Extract all lines that hold "JSON" from the records below.

════════════════════

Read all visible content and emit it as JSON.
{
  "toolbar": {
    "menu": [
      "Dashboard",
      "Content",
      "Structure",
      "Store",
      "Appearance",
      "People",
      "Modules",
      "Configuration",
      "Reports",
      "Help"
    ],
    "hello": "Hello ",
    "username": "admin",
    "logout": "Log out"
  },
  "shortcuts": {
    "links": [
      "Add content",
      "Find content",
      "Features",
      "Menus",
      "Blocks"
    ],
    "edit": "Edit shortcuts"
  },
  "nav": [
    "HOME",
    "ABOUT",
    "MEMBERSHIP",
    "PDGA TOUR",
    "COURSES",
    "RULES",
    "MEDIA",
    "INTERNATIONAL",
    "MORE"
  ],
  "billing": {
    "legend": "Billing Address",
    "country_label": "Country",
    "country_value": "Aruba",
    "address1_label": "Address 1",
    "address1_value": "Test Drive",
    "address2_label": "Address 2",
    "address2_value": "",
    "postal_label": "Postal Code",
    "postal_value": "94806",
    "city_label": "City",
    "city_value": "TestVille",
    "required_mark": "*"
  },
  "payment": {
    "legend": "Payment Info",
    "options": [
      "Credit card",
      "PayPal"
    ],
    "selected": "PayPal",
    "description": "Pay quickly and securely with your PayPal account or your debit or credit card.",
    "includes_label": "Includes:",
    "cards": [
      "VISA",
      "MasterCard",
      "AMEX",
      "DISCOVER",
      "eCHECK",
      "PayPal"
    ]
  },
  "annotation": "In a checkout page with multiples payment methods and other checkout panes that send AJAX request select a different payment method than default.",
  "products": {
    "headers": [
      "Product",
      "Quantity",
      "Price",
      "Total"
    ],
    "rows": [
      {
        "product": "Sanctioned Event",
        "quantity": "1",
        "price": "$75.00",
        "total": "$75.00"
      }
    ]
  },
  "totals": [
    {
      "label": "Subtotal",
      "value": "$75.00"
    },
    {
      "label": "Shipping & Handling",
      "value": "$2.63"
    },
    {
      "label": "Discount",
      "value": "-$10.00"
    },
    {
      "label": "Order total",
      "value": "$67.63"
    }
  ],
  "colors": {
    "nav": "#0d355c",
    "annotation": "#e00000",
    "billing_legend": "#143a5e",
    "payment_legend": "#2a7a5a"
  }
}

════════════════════

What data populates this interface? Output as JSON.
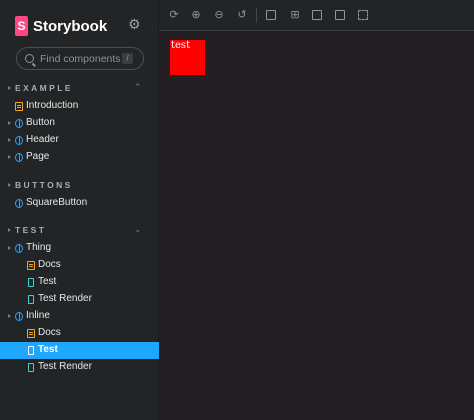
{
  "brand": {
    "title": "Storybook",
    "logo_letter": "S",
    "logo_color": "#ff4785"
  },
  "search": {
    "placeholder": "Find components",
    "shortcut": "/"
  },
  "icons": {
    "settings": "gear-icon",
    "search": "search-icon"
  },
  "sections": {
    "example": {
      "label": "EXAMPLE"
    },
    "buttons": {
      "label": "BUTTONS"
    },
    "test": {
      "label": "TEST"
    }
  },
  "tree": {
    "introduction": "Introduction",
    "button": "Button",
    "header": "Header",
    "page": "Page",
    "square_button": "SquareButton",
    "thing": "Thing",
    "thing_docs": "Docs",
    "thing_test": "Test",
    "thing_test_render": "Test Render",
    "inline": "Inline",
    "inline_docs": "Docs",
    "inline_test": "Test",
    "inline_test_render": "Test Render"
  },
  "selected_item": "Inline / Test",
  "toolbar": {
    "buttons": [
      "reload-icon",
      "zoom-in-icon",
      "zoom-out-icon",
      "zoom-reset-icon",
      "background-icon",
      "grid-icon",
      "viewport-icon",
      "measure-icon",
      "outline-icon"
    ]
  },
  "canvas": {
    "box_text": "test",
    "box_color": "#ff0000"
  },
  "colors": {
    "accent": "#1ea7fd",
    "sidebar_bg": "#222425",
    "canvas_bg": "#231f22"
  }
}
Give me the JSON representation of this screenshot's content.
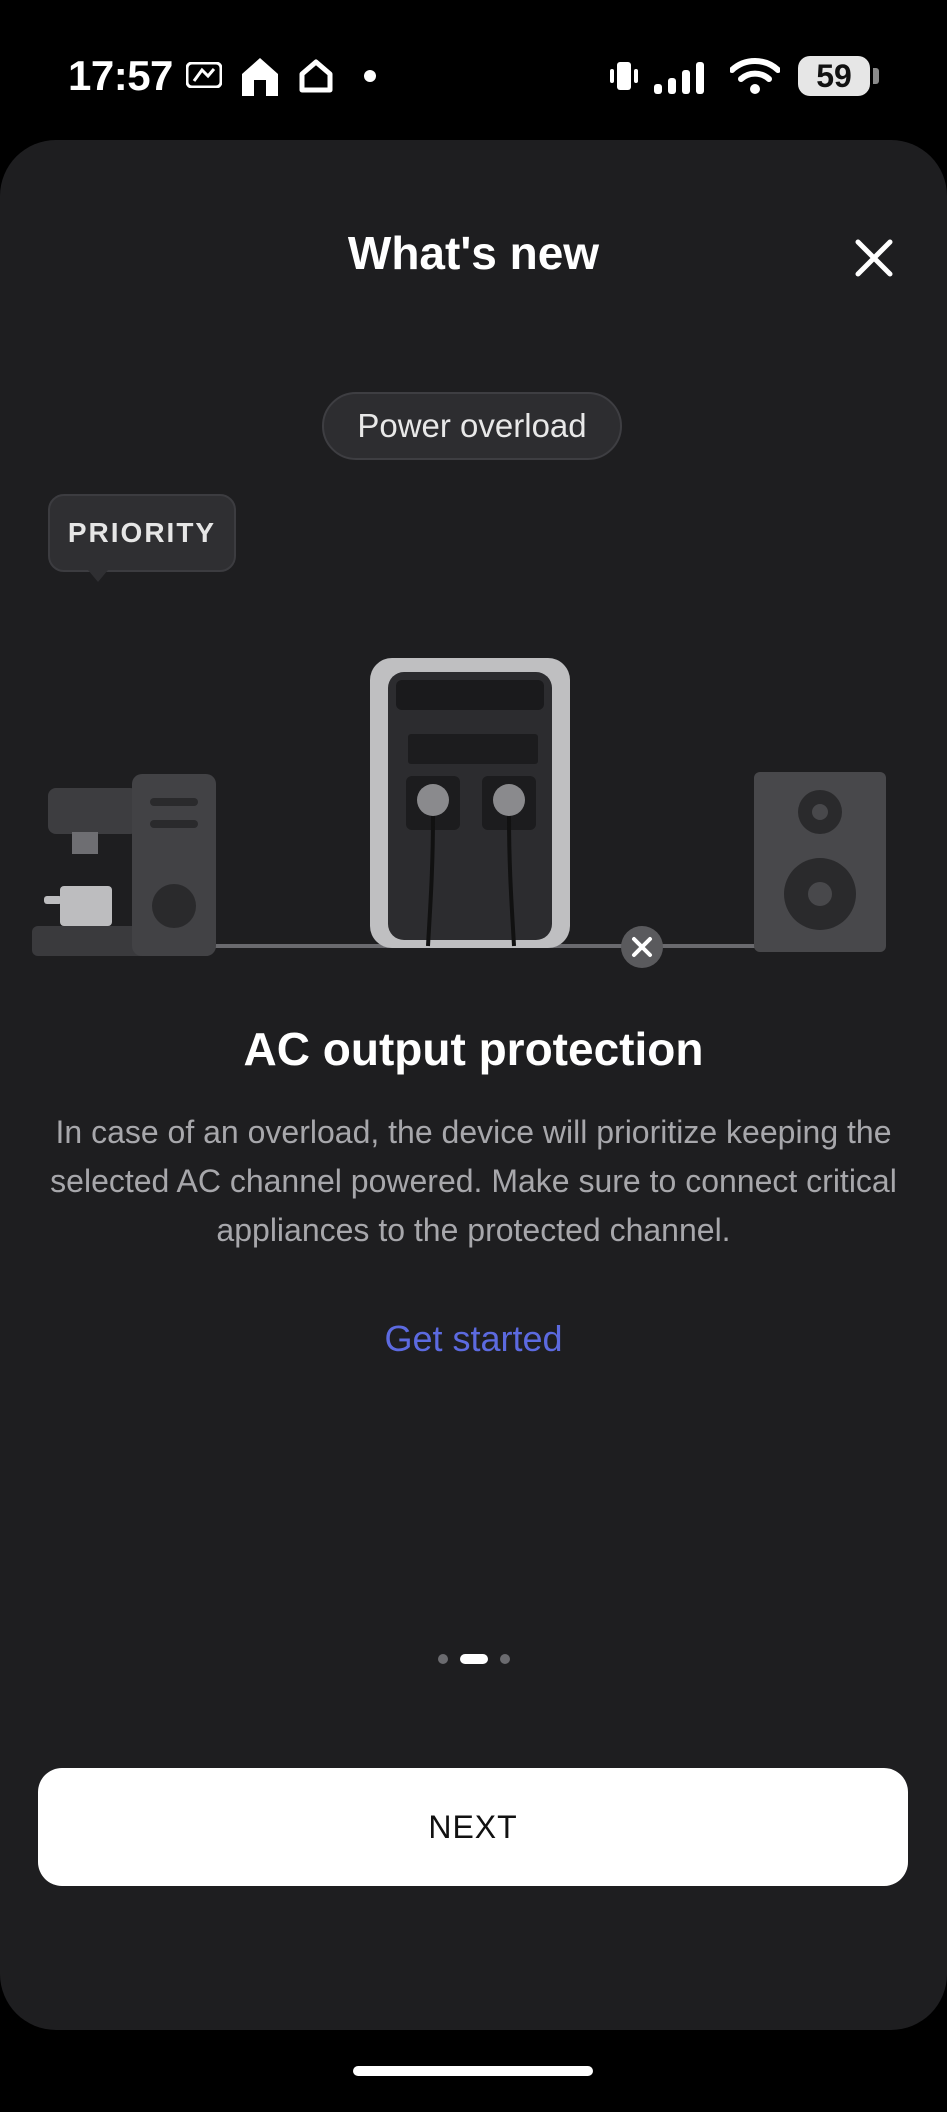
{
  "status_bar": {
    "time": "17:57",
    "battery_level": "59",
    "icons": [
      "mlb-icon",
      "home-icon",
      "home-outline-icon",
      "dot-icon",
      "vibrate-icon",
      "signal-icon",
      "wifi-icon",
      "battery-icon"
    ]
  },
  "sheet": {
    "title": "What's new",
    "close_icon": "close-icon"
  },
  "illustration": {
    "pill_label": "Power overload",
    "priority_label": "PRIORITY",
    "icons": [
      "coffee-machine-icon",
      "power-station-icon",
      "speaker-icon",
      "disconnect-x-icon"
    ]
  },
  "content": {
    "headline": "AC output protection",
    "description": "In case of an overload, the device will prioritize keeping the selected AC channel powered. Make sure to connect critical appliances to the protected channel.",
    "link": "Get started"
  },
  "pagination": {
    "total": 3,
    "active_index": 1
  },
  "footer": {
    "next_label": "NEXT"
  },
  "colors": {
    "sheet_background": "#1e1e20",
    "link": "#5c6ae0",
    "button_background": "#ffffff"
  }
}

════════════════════

- [RESULT]:
Read all visible content and emit it as JSON.
What data populates this interface? Output as JSON.
Give me the JSON representation of this screenshot's content.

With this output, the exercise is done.